Waiting for the exact "right moment" to help Christians who were displaced by the atrocities and violence of the Islamic State in the Middle East resettle and rebuild their lives is useless because that time will never come, according to an American journalist.
In an analysis piece published on Oct. 1, Crux editor John L. Allen Jr. highlighted the plight of displaced Christians in the Nineveh Plains and the joint project of three main Iraqi churches to rebuild historical communities in the region that ISIS had destroyed. So far, the Nineveh Plains Reconstruction Project has allowed around 17 percent of the 100,000 displaced believers to return.
As of now, Aid to the Church in Need is trying to raise $250 million to keep the project rolling and is hoping that some of that amount will come from the $1.4 billion that the U.S. has allotted for the support of ISIS victims in Iraq and Syria. After speaking to a couple of people from that region, Allen learned that most of them either have never known peace in their whole lifetime or have only experienced a few peaceful years because they have always lived in conflict and turmoil.
From those conversations, Allen drew the conclusion that waiting for the right moment to help these Christians will not be productive because there was no guarantee that peace and stability will reign in the Middle East. Therefore, those who want to help them should do so even under the present circumstances.
"If there's major conflict, that's the end for the Christians there. They won't wait around to see this movie one more time," said Archdiocese of Erbil counselor Stephen Rasche.
Meanwhile, a U.S. Senate committee voted last month to advance a bill that aims to ensure that Christian genocide victims in Iraq will receive American aid. Rep. Chris Smith (R-New Jersey), one of those who sponsored the Iraq and Syria Genocide Emergency Relief and Accountability Act of 2017, welcomed the vote as an important step, the National Catholic Register reported.

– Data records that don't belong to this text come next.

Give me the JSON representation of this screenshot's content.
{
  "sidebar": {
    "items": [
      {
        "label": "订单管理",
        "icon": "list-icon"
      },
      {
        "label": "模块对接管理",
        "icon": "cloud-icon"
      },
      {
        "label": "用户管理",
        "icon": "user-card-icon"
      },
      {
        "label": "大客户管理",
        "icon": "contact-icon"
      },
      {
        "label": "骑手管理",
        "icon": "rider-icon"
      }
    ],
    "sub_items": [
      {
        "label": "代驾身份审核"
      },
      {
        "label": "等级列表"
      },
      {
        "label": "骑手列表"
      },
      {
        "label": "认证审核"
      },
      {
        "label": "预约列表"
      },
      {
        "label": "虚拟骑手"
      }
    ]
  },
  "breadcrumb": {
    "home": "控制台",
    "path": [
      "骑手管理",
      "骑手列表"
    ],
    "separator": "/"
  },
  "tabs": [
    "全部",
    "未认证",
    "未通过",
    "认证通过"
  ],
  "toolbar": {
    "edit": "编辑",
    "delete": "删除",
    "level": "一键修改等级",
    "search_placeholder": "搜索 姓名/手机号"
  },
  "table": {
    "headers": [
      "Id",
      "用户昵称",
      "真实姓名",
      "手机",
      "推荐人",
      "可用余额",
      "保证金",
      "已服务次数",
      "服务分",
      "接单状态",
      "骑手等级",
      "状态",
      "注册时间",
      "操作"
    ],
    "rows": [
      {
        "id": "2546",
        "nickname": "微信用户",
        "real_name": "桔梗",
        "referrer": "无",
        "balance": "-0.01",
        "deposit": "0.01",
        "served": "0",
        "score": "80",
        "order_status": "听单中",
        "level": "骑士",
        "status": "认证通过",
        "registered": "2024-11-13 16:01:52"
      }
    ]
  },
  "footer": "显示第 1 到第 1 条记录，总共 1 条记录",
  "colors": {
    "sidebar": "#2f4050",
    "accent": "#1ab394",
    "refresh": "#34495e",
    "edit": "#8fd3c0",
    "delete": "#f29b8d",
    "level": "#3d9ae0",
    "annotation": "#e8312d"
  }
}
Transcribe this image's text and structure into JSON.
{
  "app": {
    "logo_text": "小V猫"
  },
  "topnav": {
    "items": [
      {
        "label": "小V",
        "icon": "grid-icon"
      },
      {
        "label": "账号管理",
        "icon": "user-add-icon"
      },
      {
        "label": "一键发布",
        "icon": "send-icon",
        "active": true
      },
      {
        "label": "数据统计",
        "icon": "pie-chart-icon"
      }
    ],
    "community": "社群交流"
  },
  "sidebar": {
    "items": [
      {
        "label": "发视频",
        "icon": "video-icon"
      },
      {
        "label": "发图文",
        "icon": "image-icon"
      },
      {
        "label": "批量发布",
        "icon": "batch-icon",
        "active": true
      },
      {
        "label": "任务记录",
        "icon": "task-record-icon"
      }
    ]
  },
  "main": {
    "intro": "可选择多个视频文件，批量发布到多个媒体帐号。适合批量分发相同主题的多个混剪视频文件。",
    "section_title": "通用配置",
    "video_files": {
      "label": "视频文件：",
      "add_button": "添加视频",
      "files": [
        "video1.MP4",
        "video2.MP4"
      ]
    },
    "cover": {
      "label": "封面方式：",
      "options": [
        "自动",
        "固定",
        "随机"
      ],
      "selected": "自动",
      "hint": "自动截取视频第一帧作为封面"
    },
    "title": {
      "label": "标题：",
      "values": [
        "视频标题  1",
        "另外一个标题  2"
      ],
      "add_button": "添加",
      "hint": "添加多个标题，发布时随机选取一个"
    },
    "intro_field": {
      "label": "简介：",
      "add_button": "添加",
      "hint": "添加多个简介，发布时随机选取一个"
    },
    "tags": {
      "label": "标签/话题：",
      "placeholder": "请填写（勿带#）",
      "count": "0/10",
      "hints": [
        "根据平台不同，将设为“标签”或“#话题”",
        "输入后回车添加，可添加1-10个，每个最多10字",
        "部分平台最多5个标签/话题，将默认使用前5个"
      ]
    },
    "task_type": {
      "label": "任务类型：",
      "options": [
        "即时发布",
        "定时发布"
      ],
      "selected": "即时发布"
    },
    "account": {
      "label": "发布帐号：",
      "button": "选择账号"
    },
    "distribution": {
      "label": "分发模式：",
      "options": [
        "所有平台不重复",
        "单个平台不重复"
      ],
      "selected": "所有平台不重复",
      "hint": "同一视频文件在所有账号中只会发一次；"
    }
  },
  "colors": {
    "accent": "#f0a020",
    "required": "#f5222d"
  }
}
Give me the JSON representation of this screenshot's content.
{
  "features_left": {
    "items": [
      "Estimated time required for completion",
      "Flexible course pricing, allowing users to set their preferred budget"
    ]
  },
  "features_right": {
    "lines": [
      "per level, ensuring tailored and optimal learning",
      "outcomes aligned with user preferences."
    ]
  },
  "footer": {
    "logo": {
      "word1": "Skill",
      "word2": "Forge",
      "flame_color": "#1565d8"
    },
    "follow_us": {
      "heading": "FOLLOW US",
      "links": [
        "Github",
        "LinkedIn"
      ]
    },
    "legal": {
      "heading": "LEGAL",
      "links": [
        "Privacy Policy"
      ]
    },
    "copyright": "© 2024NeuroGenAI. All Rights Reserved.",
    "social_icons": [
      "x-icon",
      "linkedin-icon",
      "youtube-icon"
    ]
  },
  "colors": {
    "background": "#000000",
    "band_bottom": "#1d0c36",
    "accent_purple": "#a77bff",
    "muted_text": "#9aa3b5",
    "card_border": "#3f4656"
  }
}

Smith said aid from non-governmental organizations cannot cover all of the needs of the Christian genocide victims. He said these people need access to U.S. humanitarian aid, adding that the money would be able to reach them better if it were funneled to Christian churches and organizations that have direct access to these displaced minorities.